_Problem_. The copy has to match the records word for word and include no pictures.
☆ ☆ ☆ ☆ ☆
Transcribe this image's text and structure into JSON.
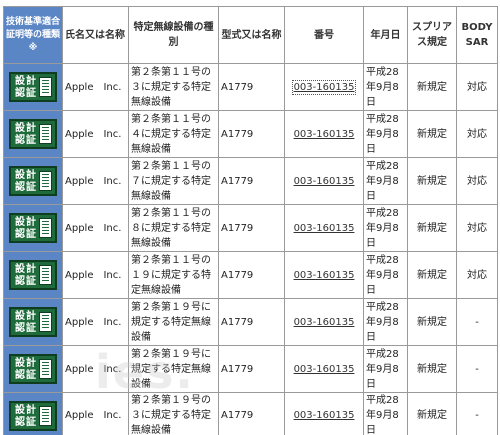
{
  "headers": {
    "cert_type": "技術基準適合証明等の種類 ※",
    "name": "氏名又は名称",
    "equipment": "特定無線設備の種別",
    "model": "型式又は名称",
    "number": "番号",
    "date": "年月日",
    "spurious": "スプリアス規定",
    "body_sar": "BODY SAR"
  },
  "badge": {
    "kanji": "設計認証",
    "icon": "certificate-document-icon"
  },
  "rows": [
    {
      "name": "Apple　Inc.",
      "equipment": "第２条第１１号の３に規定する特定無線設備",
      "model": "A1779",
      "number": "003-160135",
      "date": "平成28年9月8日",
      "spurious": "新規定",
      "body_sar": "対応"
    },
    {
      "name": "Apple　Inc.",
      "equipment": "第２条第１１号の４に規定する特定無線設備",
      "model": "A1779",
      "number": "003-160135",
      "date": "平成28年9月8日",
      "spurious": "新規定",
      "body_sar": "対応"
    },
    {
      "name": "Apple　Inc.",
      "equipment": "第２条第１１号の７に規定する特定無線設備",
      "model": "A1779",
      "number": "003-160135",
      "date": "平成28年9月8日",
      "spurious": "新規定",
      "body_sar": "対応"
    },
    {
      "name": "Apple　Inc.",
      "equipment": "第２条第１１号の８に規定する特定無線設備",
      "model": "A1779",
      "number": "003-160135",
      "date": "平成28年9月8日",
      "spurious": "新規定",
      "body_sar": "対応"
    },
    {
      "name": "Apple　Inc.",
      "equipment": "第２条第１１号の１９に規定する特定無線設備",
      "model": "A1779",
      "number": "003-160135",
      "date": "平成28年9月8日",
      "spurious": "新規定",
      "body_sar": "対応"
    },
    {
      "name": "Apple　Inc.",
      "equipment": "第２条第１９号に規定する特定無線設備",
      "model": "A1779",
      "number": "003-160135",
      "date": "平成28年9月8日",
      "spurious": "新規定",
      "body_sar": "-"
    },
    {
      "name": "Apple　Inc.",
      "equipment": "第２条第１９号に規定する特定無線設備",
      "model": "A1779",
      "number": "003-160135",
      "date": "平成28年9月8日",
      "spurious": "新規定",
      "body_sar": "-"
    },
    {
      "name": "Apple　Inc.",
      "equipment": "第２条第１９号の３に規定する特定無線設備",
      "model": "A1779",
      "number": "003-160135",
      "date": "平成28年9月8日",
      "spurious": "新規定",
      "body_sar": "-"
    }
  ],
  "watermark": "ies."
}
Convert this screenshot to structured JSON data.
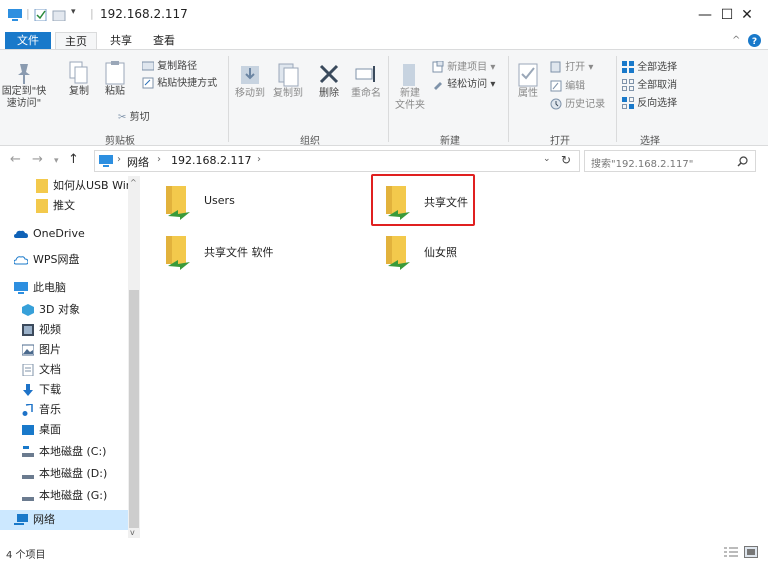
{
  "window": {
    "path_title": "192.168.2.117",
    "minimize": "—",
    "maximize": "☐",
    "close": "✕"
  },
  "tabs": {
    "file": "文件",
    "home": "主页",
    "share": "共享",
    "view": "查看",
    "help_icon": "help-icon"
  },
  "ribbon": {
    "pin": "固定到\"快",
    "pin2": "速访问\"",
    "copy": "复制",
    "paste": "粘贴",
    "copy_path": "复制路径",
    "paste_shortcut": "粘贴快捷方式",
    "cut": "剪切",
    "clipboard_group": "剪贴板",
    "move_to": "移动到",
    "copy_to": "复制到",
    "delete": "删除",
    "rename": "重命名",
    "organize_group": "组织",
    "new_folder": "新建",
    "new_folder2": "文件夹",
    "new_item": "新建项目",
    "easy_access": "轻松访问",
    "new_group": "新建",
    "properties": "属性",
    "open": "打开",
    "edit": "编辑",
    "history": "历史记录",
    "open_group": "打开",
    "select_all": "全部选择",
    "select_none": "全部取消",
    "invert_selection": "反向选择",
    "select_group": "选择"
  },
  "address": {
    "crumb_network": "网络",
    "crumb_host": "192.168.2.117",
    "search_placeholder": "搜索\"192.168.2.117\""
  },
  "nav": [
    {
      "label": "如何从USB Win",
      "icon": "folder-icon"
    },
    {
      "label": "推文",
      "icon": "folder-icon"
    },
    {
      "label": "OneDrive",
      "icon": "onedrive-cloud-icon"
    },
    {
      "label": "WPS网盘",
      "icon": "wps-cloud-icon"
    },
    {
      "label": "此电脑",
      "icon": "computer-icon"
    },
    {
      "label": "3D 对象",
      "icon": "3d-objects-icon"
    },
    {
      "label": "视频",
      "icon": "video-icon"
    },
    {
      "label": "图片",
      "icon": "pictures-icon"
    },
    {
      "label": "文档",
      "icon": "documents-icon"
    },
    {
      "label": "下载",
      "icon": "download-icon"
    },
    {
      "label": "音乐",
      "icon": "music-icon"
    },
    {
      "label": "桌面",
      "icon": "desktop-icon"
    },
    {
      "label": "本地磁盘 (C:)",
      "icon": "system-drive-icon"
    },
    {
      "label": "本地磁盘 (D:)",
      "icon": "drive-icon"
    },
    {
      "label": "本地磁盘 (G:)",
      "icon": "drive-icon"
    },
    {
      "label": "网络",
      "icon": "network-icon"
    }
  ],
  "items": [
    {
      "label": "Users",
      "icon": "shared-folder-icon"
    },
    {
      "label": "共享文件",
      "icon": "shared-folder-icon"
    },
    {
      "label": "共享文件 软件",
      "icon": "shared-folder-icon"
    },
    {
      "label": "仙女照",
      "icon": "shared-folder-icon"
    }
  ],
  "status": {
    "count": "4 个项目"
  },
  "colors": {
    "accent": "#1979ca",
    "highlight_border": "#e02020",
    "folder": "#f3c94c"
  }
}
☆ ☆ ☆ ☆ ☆
_Solution for this problem_.
Transcribe this image's text and structure into JSON.
{
  "headers": {
    "cert_type": "技術基準適合証明等の種類 ※",
    "name": "氏名又は名称",
    "equipment": "特定無線設備の種別",
    "model": "型式又は名称",
    "number": "番号",
    "date": "年月日",
    "spurious": "スプリアス規定",
    "body_sar": "BODY SAR"
  },
  "badge": {
    "kanji": "設計認証",
    "icon": "certificate-document-icon"
  },
  "rows": [
    {
      "name": "Apple　Inc.",
      "equipment": "第２条第１１号の３に規定する特定無線設備",
      "model": "A1779",
      "number": "003-160135",
      "date": "平成28年9月8日",
      "spurious": "新規定",
      "body_sar": "対応"
    },
    {
      "name": "Apple　Inc.",
      "equipment": "第２条第１１号の４に規定する特定無線設備",
      "model": "A1779",
      "number": "003-160135",
      "date": "平成28年9月8日",
      "spurious": "新規定",
      "body_sar": "対応"
    },
    {
      "name": "Apple　Inc.",
      "equipment": "第２条第１１号の７に規定する特定無線設備",
      "model": "A1779",
      "number": "003-160135",
      "date": "平成28年9月8日",
      "spurious": "新規定",
      "body_sar": "対応"
    },
    {
      "name": "Apple　Inc.",
      "equipment": "第２条第１１号の８に規定する特定無線設備",
      "model": "A1779",
      "number": "003-160135",
      "date": "平成28年9月8日",
      "spurious": "新規定",
      "body_sar": "対応"
    },
    {
      "name": "Apple　Inc.",
      "equipment": "第２条第１１号の１９に規定する特定無線設備",
      "model": "A1779",
      "number": "003-160135",
      "date": "平成28年9月8日",
      "spurious": "新規定",
      "body_sar": "対応"
    },
    {
      "name": "Apple　Inc.",
      "equipment": "第２条第１９号に規定する特定無線設備",
      "model": "A1779",
      "number": "003-160135",
      "date": "平成28年9月8日",
      "spurious": "新規定",
      "body_sar": "-"
    },
    {
      "name": "Apple　Inc.",
      "equipment": "第２条第１９号に規定する特定無線設備",
      "model": "A1779",
      "number": "003-160135",
      "date": "平成28年9月8日",
      "spurious": "新規定",
      "body_sar": "-"
    },
    {
      "name": "Apple　Inc.",
      "equipment": "第２条第１９号の３に規定する特定無線設備",
      "model": "A1779",
      "number": "003-160135",
      "date": "平成28年9月8日",
      "spurious": "新規定",
      "body_sar": "-"
    }
  ],
  "watermark": "ies."
}
Convert this screenshot to structured JSON data.
{
  "window": {
    "path_title": "192.168.2.117",
    "minimize": "—",
    "maximize": "☐",
    "close": "✕"
  },
  "tabs": {
    "file": "文件",
    "home": "主页",
    "share": "共享",
    "view": "查看",
    "help_icon": "help-icon"
  },
  "ribbon": {
    "pin": "固定到\"快",
    "pin2": "速访问\"",
    "copy": "复制",
    "paste": "粘贴",
    "copy_path": "复制路径",
    "paste_shortcut": "粘贴快捷方式",
    "cut": "剪切",
    "clipboard_group": "剪贴板",
    "move_to": "移动到",
    "copy_to": "复制到",
    "delete": "删除",
    "rename": "重命名",
    "organize_group": "组织",
    "new_folder": "新建",
    "new_folder2": "文件夹",
    "new_item": "新建项目",
    "easy_access": "轻松访问",
    "new_group": "新建",
    "properties": "属性",
    "open": "打开",
    "edit": "编辑",
    "history": "历史记录",
    "open_group": "打开",
    "select_all": "全部选择",
    "select_none": "全部取消",
    "invert_selection": "反向选择",
    "select_group": "选择"
  },
  "address": {
    "crumb_network": "网络",
    "crumb_host": "192.168.2.117",
    "search_placeholder": "搜索\"192.168.2.117\""
  },
  "nav": [
    {
      "label": "如何从USB Win",
      "icon": "folder-icon"
    },
    {
      "label": "推文",
      "icon": "folder-icon"
    },
    {
      "label": "OneDrive",
      "icon": "onedrive-cloud-icon"
    },
    {
      "label": "WPS网盘",
      "icon": "wps-cloud-icon"
    },
    {
      "label": "此电脑",
      "icon": "computer-icon"
    },
    {
      "label": "3D 对象",
      "icon": "3d-objects-icon"
    },
    {
      "label": "视频",
      "icon": "video-icon"
    },
    {
      "label": "图片",
      "icon": "pictures-icon"
    },
    {
      "label": "文档",
      "icon": "documents-icon"
    },
    {
      "label": "下载",
      "icon": "download-icon"
    },
    {
      "label": "音乐",
      "icon": "music-icon"
    },
    {
      "label": "桌面",
      "icon": "desktop-icon"
    },
    {
      "label": "本地磁盘 (C:)",
      "icon": "system-drive-icon"
    },
    {
      "label": "本地磁盘 (D:)",
      "icon": "drive-icon"
    },
    {
      "label": "本地磁盘 (G:)",
      "icon": "drive-icon"
    },
    {
      "label": "网络",
      "icon": "network-icon"
    }
  ],
  "items": [
    {
      "label": "Users",
      "icon": "shared-folder-icon"
    },
    {
      "label": "共享文件",
      "icon": "shared-folder-icon"
    },
    {
      "label": "共享文件 软件",
      "icon": "shared-folder-icon"
    },
    {
      "label": "仙女照",
      "icon": "shared-folder-icon"
    }
  ],
  "status": {
    "count": "4 个项目"
  },
  "colors": {
    "accent": "#1979ca",
    "highlight_border": "#e02020",
    "folder": "#f3c94c"
  }
}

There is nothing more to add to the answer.